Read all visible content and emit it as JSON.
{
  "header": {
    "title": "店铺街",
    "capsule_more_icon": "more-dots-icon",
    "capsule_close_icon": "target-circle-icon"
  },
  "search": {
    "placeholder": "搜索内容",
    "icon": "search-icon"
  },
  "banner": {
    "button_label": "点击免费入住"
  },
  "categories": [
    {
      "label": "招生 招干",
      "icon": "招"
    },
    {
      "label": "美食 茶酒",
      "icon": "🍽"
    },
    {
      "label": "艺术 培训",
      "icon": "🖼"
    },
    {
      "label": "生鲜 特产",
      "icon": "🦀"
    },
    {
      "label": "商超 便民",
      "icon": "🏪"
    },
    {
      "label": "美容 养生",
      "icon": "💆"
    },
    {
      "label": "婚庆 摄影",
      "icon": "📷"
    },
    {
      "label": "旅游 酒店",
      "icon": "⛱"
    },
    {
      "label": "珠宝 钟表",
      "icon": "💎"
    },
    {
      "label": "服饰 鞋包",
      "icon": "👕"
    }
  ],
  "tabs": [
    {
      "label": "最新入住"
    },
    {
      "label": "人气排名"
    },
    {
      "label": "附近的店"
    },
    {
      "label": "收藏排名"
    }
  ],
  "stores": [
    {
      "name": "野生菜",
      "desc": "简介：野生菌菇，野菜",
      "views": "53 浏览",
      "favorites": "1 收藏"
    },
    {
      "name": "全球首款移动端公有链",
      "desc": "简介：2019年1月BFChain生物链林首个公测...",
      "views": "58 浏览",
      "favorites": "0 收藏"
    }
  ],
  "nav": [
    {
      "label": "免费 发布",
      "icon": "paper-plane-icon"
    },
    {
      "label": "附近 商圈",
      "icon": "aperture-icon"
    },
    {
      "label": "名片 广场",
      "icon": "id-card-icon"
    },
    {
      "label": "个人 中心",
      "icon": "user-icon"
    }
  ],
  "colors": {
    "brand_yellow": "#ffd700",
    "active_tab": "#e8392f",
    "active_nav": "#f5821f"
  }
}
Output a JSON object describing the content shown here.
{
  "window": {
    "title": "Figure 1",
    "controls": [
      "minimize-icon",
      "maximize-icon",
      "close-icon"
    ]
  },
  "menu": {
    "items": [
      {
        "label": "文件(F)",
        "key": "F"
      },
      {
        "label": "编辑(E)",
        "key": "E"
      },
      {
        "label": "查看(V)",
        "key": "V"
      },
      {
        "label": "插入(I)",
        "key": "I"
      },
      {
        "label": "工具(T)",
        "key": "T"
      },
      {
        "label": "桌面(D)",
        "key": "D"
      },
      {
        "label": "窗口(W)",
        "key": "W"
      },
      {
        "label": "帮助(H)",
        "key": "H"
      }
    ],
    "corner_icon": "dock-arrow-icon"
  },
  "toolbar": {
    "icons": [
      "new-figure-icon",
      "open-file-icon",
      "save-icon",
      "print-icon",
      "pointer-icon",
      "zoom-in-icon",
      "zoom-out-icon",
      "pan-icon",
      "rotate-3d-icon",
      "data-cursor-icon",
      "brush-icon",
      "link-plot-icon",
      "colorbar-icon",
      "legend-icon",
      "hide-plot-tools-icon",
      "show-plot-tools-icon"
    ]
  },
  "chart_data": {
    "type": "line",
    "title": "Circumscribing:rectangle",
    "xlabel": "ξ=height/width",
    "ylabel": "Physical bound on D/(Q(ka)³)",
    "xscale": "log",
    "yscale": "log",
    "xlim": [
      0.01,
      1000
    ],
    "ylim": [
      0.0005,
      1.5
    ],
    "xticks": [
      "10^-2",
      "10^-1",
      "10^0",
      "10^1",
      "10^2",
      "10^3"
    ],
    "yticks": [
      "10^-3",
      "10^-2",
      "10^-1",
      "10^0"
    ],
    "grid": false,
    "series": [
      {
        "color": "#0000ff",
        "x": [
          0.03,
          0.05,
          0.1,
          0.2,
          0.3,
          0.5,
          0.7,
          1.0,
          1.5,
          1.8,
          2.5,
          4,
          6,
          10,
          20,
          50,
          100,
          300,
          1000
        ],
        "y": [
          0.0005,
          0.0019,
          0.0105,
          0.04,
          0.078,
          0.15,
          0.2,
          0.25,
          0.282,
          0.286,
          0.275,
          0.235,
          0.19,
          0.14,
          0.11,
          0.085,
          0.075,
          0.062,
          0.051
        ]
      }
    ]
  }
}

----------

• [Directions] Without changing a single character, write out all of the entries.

• [The completed task]
Read all visible content and emit it as JSON.
{
  "header": {
    "title": "店铺街",
    "capsule_more_icon": "more-dots-icon",
    "capsule_close_icon": "target-circle-icon"
  },
  "search": {
    "placeholder": "搜索内容",
    "icon": "search-icon"
  },
  "banner": {
    "button_label": "点击免费入住"
  },
  "categories": [
    {
      "label": "招生 招干",
      "icon": "招"
    },
    {
      "label": "美食 茶酒",
      "icon": "🍽"
    },
    {
      "label": "艺术 培训",
      "icon": "🖼"
    },
    {
      "label": "生鲜 特产",
      "icon": "🦀"
    },
    {
      "label": "商超 便民",
      "icon": "🏪"
    },
    {
      "label": "美容 养生",
      "icon": "💆"
    },
    {
      "label": "婚庆 摄影",
      "icon": "📷"
    },
    {
      "label": "旅游 酒店",
      "icon": "⛱"
    },
    {
      "label": "珠宝 钟表",
      "icon": "💎"
    },
    {
      "label": "服饰 鞋包",
      "icon": "👕"
    }
  ],
  "tabs": [
    {
      "label": "最新入住"
    },
    {
      "label": "人气排名"
    },
    {
      "label": "附近的店"
    },
    {
      "label": "收藏排名"
    }
  ],
  "stores": [
    {
      "name": "野生菜",
      "desc": "简介：野生菌菇，野菜",
      "views": "53 浏览",
      "favorites": "1 收藏"
    },
    {
      "name": "全球首款移动端公有链",
      "desc": "简介：2019年1月BFChain生物链林首个公测...",
      "views": "58 浏览",
      "favorites": "0 收藏"
    }
  ],
  "nav": [
    {
      "label": "免费 发布",
      "icon": "paper-plane-icon"
    },
    {
      "label": "附近 商圈",
      "icon": "aperture-icon"
    },
    {
      "label": "名片 广场",
      "icon": "id-card-icon"
    },
    {
      "label": "个人 中心",
      "icon": "user-icon"
    }
  ],
  "colors": {
    "brand_yellow": "#ffd700",
    "active_tab": "#e8392f",
    "active_nav": "#f5821f"
  }
}
Output a JSON object describing the content shown here.
{
  "window": {
    "title": "Figure 1",
    "controls": [
      "minimize-icon",
      "maximize-icon",
      "close-icon"
    ]
  },
  "menu": {
    "items": [
      {
        "label": "文件(F)",
        "key": "F"
      },
      {
        "label": "编辑(E)",
        "key": "E"
      },
      {
        "label": "查看(V)",
        "key": "V"
      },
      {
        "label": "插入(I)",
        "key": "I"
      },
      {
        "label": "工具(T)",
        "key": "T"
      },
      {
        "label": "桌面(D)",
        "key": "D"
      },
      {
        "label": "窗口(W)",
        "key": "W"
      },
      {
        "label": "帮助(H)",
        "key": "H"
      }
    ],
    "corner_icon": "dock-arrow-icon"
  },
  "toolbar": {
    "icons": [
      "new-figure-icon",
      "open-file-icon",
      "save-icon",
      "print-icon",
      "pointer-icon",
      "zoom-in-icon",
      "zoom-out-icon",
      "pan-icon",
      "rotate-3d-icon",
      "data-cursor-icon",
      "brush-icon",
      "link-plot-icon",
      "colorbar-icon",
      "legend-icon",
      "hide-plot-tools-icon",
      "show-plot-tools-icon"
    ]
  },
  "chart_data": {
    "type": "line",
    "title": "Circumscribing:rectangle",
    "xlabel": "ξ=height/width",
    "ylabel": "Physical bound on D/(Q(ka)³)",
    "xscale": "log",
    "yscale": "log",
    "xlim": [
      0.01,
      1000
    ],
    "ylim": [
      0.0005,
      1.5
    ],
    "xticks": [
      "10^-2",
      "10^-1",
      "10^0",
      "10^1",
      "10^2",
      "10^3"
    ],
    "yticks": [
      "10^-3",
      "10^-2",
      "10^-1",
      "10^0"
    ],
    "grid": false,
    "series": [
      {
        "color": "#0000ff",
        "x": [
          0.03,
          0.05,
          0.1,
          0.2,
          0.3,
          0.5,
          0.7,
          1.0,
          1.5,
          1.8,
          2.5,
          4,
          6,
          10,
          20,
          50,
          100,
          300,
          1000
        ],
        "y": [
          0.0005,
          0.0019,
          0.0105,
          0.04,
          0.078,
          0.15,
          0.2,
          0.25,
          0.282,
          0.286,
          0.275,
          0.235,
          0.19,
          0.14,
          0.11,
          0.085,
          0.075,
          0.062,
          0.051
        ]
      }
    ]
  }
}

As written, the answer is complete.